═════ Material shown ═════

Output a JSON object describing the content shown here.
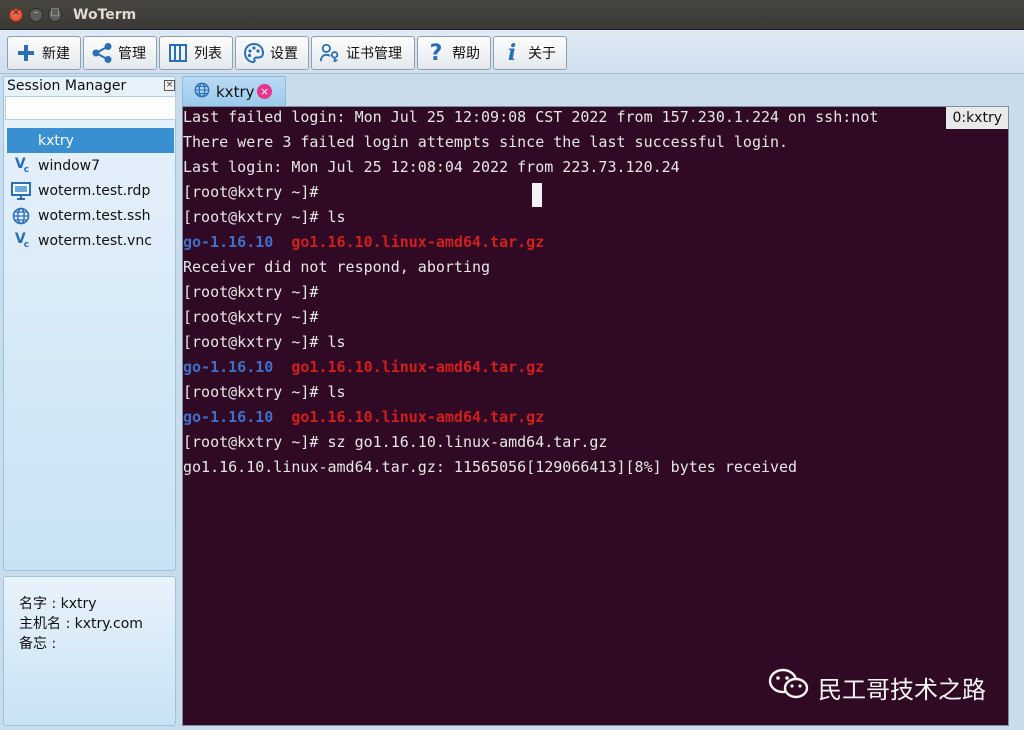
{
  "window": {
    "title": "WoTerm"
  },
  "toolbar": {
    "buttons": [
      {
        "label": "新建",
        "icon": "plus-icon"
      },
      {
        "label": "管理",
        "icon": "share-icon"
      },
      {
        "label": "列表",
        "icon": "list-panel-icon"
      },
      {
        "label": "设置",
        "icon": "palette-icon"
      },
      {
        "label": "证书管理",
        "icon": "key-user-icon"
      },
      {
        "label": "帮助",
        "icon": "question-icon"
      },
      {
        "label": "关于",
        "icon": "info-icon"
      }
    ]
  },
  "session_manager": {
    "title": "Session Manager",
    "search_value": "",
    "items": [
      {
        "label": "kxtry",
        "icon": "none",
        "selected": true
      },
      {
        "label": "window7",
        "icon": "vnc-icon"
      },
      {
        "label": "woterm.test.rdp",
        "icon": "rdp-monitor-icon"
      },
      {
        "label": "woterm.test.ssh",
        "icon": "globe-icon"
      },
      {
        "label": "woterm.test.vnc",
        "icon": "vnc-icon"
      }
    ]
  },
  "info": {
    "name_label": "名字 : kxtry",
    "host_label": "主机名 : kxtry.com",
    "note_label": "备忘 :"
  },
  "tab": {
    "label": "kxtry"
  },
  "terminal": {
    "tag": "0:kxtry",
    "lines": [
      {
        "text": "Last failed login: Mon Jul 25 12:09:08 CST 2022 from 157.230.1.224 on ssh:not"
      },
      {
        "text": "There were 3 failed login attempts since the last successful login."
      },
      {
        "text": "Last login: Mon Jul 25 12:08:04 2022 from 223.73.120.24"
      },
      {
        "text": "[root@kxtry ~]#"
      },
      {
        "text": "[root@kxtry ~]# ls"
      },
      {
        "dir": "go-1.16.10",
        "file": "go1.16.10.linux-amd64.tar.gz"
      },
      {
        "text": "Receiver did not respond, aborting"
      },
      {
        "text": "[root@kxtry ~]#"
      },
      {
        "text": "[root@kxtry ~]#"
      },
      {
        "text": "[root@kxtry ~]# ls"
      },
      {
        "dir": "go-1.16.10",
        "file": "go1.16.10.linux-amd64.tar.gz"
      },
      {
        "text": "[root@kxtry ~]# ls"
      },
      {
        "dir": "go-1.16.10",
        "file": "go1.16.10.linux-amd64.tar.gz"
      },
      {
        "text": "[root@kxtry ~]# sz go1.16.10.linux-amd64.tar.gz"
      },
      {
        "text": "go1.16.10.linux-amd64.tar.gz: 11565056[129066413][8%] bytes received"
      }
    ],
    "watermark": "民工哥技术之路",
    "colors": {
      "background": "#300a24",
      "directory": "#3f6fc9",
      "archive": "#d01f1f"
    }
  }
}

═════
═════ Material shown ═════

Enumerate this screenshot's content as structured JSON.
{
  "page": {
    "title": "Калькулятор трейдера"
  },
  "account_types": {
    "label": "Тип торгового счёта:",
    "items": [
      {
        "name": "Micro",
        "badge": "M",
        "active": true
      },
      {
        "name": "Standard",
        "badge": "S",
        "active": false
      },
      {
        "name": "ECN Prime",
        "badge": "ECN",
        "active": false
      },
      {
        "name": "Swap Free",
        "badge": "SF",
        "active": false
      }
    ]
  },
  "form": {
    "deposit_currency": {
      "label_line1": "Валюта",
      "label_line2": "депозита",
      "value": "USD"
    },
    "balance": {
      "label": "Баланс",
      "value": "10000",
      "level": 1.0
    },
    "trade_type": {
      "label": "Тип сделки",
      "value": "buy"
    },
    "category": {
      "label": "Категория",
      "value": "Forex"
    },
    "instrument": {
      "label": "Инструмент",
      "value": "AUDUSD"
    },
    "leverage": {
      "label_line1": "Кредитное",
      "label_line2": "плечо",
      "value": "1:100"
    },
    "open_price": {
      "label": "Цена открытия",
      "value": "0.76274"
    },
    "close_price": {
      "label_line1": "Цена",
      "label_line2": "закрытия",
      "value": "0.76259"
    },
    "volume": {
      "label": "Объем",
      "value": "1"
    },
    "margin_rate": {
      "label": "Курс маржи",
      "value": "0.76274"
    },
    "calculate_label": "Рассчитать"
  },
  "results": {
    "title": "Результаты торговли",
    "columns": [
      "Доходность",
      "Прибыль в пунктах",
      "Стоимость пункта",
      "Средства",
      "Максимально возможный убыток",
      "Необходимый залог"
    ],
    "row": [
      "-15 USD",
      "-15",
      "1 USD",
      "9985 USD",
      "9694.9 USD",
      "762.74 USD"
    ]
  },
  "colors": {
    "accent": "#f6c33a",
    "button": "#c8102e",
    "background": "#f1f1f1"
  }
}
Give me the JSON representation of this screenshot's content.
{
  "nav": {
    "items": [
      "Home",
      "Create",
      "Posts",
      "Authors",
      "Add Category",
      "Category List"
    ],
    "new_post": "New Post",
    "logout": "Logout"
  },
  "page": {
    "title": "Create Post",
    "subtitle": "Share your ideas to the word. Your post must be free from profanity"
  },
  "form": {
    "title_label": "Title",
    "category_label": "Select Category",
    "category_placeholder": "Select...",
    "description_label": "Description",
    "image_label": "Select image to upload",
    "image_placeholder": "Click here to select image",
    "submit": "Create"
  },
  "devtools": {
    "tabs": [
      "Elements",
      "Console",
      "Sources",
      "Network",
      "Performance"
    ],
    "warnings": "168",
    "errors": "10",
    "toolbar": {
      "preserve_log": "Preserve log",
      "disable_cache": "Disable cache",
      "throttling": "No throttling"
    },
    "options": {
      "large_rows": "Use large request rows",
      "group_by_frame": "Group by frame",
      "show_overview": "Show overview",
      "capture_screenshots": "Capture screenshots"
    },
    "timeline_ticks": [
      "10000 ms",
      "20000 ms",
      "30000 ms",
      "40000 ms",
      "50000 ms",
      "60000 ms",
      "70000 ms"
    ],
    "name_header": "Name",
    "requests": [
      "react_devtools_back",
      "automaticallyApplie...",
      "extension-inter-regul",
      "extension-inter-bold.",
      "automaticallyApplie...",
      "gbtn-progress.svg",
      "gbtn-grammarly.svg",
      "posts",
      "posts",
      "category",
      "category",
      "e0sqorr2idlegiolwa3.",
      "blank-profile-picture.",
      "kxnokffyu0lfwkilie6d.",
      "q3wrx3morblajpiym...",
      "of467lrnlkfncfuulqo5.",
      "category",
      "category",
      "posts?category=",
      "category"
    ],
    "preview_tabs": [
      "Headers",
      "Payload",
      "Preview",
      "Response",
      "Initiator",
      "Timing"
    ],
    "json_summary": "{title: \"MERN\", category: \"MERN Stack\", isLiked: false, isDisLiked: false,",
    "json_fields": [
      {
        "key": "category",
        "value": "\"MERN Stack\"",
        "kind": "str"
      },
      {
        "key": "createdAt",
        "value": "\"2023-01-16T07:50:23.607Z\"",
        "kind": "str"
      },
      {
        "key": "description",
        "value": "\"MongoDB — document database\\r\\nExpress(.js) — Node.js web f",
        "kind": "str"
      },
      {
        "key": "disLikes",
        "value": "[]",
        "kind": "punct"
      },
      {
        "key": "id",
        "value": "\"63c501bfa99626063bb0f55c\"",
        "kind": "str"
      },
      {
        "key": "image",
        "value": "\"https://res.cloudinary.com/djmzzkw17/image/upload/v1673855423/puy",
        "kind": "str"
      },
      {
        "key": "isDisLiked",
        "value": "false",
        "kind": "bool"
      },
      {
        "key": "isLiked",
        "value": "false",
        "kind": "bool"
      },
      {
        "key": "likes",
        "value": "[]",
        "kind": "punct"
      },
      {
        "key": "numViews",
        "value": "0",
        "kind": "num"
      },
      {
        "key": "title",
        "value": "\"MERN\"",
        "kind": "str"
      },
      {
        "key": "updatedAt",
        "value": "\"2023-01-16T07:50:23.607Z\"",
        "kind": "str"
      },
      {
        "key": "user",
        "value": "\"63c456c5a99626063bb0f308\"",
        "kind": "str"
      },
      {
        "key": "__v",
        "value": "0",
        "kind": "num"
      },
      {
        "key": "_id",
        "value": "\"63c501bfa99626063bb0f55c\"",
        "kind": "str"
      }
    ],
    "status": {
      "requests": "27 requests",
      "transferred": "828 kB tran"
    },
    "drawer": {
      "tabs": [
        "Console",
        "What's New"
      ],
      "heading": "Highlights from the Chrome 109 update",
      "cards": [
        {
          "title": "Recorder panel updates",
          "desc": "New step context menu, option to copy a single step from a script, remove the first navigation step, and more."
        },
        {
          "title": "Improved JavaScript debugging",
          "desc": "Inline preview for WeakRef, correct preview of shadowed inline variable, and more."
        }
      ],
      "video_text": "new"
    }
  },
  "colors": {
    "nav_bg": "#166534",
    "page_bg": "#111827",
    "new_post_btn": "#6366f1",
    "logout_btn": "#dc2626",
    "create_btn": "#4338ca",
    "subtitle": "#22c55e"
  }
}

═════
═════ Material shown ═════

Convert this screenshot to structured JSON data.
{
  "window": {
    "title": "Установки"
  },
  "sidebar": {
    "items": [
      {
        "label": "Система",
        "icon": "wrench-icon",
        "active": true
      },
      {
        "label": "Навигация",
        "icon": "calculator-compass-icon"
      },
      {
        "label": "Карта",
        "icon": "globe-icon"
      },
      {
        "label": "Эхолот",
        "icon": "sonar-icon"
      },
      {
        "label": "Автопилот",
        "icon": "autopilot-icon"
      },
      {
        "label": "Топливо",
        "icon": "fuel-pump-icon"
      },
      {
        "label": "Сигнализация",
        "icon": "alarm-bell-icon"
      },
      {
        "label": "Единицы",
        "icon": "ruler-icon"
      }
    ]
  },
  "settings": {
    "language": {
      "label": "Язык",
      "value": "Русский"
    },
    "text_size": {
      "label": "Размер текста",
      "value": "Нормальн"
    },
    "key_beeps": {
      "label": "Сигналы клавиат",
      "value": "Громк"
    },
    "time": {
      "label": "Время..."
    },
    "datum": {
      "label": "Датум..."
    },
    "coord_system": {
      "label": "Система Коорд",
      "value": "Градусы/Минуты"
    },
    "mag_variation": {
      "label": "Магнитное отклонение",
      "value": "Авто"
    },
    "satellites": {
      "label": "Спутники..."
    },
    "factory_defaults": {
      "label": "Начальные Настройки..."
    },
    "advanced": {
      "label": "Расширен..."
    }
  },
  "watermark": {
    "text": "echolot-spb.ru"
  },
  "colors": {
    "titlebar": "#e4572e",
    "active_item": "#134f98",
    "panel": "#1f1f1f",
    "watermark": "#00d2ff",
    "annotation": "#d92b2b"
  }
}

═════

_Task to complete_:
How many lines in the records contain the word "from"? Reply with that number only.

_Answer to this task_:
5